The ISIS-inspired attack on a priest and his church in Saint-Etienne-du-Rouvray is a lesson in the price Christianity pays for the fanaticism of profligate mercy.
Before the Rev. Jacques Hamel’s blood dried on the floor of his church, calls went out to place him on the fast track to sainthood. Hashtag beatification spread through Twitter: #santosubito, or “make him a saint now.” In this rush to canonize the murdered French priest, something crucial went missing.

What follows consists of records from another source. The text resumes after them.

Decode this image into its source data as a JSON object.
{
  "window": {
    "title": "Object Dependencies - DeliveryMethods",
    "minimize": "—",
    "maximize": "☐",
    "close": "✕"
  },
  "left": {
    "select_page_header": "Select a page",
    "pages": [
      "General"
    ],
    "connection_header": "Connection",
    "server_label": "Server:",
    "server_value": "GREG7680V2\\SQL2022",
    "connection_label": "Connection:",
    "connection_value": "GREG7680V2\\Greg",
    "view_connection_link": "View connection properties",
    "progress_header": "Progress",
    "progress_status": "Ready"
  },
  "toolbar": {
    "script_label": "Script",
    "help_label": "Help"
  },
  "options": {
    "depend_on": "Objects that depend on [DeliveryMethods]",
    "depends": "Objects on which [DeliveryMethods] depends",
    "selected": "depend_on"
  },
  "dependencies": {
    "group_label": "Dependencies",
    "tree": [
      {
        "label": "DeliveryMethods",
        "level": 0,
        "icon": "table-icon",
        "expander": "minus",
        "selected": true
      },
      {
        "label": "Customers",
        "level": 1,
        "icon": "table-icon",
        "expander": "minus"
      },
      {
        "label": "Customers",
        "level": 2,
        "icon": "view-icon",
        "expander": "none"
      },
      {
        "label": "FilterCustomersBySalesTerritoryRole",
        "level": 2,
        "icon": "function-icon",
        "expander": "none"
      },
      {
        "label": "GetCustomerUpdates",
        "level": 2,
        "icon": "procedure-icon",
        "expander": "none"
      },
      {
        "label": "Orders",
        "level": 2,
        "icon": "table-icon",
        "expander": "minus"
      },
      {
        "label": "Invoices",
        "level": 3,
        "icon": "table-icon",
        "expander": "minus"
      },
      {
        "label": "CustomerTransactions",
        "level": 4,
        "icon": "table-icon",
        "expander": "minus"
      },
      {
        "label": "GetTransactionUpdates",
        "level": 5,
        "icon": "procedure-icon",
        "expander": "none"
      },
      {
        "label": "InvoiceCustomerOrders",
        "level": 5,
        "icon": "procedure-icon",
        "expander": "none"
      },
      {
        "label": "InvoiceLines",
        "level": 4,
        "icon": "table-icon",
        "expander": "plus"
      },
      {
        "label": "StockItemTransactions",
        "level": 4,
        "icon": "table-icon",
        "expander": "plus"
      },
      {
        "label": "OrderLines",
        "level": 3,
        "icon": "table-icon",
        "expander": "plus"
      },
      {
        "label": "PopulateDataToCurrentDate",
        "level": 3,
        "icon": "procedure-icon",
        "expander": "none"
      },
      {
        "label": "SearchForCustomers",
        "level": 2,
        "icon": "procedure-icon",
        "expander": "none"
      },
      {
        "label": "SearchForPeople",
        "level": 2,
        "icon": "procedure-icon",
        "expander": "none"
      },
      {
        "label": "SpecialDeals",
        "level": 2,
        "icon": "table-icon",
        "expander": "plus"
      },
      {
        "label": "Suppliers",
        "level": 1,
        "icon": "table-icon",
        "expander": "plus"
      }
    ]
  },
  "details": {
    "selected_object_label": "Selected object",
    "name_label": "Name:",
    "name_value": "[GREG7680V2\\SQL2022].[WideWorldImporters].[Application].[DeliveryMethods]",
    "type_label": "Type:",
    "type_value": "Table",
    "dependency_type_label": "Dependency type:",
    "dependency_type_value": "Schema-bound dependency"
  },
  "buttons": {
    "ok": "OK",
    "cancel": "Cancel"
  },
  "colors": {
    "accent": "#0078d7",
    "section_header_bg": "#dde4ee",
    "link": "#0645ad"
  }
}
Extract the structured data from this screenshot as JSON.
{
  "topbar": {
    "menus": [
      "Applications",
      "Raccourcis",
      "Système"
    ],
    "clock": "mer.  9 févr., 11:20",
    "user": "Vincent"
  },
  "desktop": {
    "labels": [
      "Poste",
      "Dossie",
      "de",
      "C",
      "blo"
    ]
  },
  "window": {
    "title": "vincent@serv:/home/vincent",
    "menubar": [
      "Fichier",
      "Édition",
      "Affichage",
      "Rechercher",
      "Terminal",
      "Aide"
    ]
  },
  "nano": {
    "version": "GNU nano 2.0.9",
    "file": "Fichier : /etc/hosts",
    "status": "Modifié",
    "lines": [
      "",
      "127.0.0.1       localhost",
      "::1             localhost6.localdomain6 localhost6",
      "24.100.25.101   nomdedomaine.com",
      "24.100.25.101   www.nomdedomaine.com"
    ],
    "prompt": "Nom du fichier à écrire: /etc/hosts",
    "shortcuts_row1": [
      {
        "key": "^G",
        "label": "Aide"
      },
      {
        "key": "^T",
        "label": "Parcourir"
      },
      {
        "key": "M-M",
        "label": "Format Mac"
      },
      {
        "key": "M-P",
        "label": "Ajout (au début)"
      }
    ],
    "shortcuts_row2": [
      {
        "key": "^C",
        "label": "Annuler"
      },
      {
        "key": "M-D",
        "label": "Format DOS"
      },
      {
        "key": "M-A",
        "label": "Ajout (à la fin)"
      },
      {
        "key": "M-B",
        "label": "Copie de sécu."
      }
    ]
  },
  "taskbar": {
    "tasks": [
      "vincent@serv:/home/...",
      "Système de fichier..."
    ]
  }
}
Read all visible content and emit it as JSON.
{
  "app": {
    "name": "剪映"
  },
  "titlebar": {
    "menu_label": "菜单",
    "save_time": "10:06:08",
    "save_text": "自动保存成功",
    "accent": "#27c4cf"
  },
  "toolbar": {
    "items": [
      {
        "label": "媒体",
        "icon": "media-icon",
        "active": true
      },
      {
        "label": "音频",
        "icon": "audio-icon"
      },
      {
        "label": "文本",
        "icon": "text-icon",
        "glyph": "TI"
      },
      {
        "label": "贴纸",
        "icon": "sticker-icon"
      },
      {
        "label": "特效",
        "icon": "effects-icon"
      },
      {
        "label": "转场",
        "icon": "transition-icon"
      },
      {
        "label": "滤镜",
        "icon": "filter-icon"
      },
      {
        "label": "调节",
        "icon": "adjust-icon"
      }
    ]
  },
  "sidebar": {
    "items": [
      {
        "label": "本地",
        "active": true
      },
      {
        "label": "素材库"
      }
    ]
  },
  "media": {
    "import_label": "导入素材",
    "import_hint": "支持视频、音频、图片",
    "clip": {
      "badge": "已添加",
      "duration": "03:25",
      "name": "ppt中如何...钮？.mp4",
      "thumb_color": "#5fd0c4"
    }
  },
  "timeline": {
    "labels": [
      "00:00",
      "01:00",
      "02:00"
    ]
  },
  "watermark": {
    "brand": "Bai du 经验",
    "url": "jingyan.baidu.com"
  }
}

There was a time the Catholic Church used the word dialogue differently than it does now. Historically, dialogue meant an opportunity to convey and defend the truths of the faith. It was never a companionable device to underplay irreconcilable differences and just get along. As employed today, dialogue with Islam is accommodating and uncritical, a faux-Franciscan burlesque of the real thing.